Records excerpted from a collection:
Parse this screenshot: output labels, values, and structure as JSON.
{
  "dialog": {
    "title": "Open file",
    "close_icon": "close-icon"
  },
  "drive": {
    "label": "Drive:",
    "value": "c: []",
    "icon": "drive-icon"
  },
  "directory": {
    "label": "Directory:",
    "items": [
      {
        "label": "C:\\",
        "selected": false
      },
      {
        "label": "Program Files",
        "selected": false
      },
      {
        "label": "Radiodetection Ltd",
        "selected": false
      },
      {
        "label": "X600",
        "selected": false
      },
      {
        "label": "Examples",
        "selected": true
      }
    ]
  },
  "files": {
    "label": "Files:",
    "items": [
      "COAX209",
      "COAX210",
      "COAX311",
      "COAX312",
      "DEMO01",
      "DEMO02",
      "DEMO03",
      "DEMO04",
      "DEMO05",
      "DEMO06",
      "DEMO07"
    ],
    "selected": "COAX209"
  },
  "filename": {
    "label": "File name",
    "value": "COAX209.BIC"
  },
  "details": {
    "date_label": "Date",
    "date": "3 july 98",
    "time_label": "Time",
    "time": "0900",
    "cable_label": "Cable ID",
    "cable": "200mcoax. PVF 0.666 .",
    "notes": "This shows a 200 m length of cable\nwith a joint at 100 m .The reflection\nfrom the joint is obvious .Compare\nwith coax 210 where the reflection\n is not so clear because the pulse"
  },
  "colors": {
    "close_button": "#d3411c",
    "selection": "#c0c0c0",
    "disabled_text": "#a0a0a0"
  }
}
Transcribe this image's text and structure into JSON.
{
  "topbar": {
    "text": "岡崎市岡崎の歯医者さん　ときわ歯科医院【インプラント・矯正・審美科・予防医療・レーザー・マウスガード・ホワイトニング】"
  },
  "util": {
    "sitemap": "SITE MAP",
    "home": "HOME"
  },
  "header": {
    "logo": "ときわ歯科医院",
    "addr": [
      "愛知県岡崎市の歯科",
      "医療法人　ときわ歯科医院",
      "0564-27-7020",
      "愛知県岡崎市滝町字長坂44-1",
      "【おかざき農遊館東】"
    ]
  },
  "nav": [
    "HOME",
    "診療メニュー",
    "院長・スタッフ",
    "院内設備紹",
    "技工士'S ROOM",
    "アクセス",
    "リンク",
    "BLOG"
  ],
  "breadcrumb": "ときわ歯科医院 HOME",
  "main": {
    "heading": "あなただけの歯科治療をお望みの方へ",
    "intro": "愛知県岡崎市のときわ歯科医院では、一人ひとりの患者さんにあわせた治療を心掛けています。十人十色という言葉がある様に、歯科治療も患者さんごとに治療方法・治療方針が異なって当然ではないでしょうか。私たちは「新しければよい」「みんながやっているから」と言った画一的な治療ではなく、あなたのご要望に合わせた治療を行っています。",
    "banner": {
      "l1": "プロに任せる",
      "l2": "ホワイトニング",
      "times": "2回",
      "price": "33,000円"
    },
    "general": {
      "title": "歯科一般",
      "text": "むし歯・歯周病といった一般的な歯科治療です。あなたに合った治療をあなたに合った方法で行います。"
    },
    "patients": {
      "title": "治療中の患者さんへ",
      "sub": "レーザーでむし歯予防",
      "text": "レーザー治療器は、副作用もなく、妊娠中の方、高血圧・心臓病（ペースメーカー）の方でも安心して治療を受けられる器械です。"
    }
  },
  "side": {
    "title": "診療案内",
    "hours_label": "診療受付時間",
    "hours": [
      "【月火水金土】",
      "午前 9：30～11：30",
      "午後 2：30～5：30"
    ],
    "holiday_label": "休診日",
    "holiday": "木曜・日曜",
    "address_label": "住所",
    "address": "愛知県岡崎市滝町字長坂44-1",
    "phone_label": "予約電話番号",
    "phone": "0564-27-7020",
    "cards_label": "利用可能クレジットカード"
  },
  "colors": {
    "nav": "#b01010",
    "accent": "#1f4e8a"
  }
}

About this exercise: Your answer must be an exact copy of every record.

Solution for this exercise:
Parse this screenshot: output labels, values, and structure as JSON.
{
  "dialog": {
    "title": "Open file",
    "close_icon": "close-icon"
  },
  "drive": {
    "label": "Drive:",
    "value": "c: []",
    "icon": "drive-icon"
  },
  "directory": {
    "label": "Directory:",
    "items": [
      {
        "label": "C:\\",
        "selected": false
      },
      {
        "label": "Program Files",
        "selected": false
      },
      {
        "label": "Radiodetection Ltd",
        "selected": false
      },
      {
        "label": "X600",
        "selected": false
      },
      {
        "label": "Examples",
        "selected": true
      }
    ]
  },
  "files": {
    "label": "Files:",
    "items": [
      "COAX209",
      "COAX210",
      "COAX311",
      "COAX312",
      "DEMO01",
      "DEMO02",
      "DEMO03",
      "DEMO04",
      "DEMO05",
      "DEMO06",
      "DEMO07"
    ],
    "selected": "COAX209"
  },
  "filename": {
    "label": "File name",
    "value": "COAX209.BIC"
  },
  "details": {
    "date_label": "Date",
    "date": "3 july 98",
    "time_label": "Time",
    "time": "0900",
    "cable_label": "Cable ID",
    "cable": "200mcoax. PVF 0.666 .",
    "notes": "This shows a 200 m length of cable\nwith a joint at 100 m .The reflection\nfrom the joint is obvious .Compare\nwith coax 210 where the reflection\n is not so clear because the pulse"
  },
  "colors": {
    "close_button": "#d3411c",
    "selection": "#c0c0c0",
    "disabled_text": "#a0a0a0"
  }
}
Transcribe this image's text and structure into JSON.
{
  "topbar": {
    "text": "岡崎市岡崎の歯医者さん　ときわ歯科医院【インプラント・矯正・審美科・予防医療・レーザー・マウスガード・ホワイトニング】"
  },
  "util": {
    "sitemap": "SITE MAP",
    "home": "HOME"
  },
  "header": {
    "logo": "ときわ歯科医院",
    "addr": [
      "愛知県岡崎市の歯科",
      "医療法人　ときわ歯科医院",
      "0564-27-7020",
      "愛知県岡崎市滝町字長坂44-1",
      "【おかざき農遊館東】"
    ]
  },
  "nav": [
    "HOME",
    "診療メニュー",
    "院長・スタッフ",
    "院内設備紹",
    "技工士'S ROOM",
    "アクセス",
    "リンク",
    "BLOG"
  ],
  "breadcrumb": "ときわ歯科医院 HOME",
  "main": {
    "heading": "あなただけの歯科治療をお望みの方へ",
    "intro": "愛知県岡崎市のときわ歯科医院では、一人ひとりの患者さんにあわせた治療を心掛けています。十人十色という言葉がある様に、歯科治療も患者さんごとに治療方法・治療方針が異なって当然ではないでしょうか。私たちは「新しければよい」「みんながやっているから」と言った画一的な治療ではなく、あなたのご要望に合わせた治療を行っています。",
    "banner": {
      "l1": "プロに任せる",
      "l2": "ホワイトニング",
      "times": "2回",
      "price": "33,000円"
    },
    "general": {
      "title": "歯科一般",
      "text": "むし歯・歯周病といった一般的な歯科治療です。あなたに合った治療をあなたに合った方法で行います。"
    },
    "patients": {
      "title": "治療中の患者さんへ",
      "sub": "レーザーでむし歯予防",
      "text": "レーザー治療器は、副作用もなく、妊娠中の方、高血圧・心臓病（ペースメーカー）の方でも安心して治療を受けられる器械です。"
    }
  },
  "side": {
    "title": "診療案内",
    "hours_label": "診療受付時間",
    "hours": [
      "【月火水金土】",
      "午前 9：30～11：30",
      "午後 2：30～5：30"
    ],
    "holiday_label": "休診日",
    "holiday": "木曜・日曜",
    "address_label": "住所",
    "address": "愛知県岡崎市滝町字長坂44-1",
    "phone_label": "予約電話番号",
    "phone": "0564-27-7020",
    "cards_label": "利用可能クレジットカード"
  },
  "colors": {
    "nav": "#b01010",
    "accent": "#1f4e8a"
  }
}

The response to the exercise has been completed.